#### [How to complete this task]
Count the lines below that contain "Moscow". Give only the number.

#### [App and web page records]
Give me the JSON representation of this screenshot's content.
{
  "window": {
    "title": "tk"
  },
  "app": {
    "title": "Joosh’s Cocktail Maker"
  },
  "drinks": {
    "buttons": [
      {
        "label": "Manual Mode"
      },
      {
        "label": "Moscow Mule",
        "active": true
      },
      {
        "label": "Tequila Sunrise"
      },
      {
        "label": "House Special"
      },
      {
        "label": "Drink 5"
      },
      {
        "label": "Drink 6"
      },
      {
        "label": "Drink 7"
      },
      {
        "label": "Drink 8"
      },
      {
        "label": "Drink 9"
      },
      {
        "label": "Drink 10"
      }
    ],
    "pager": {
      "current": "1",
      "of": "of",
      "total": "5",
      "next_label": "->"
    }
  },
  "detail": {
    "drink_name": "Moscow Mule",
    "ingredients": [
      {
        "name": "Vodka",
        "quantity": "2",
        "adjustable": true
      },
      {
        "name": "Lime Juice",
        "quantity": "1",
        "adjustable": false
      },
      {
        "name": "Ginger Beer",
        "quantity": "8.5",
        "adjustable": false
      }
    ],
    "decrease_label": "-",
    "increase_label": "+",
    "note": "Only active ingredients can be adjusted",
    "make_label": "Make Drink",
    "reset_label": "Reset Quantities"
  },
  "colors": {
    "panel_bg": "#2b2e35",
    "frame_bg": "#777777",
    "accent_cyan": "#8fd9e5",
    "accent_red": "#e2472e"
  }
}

#### [Written answer]
2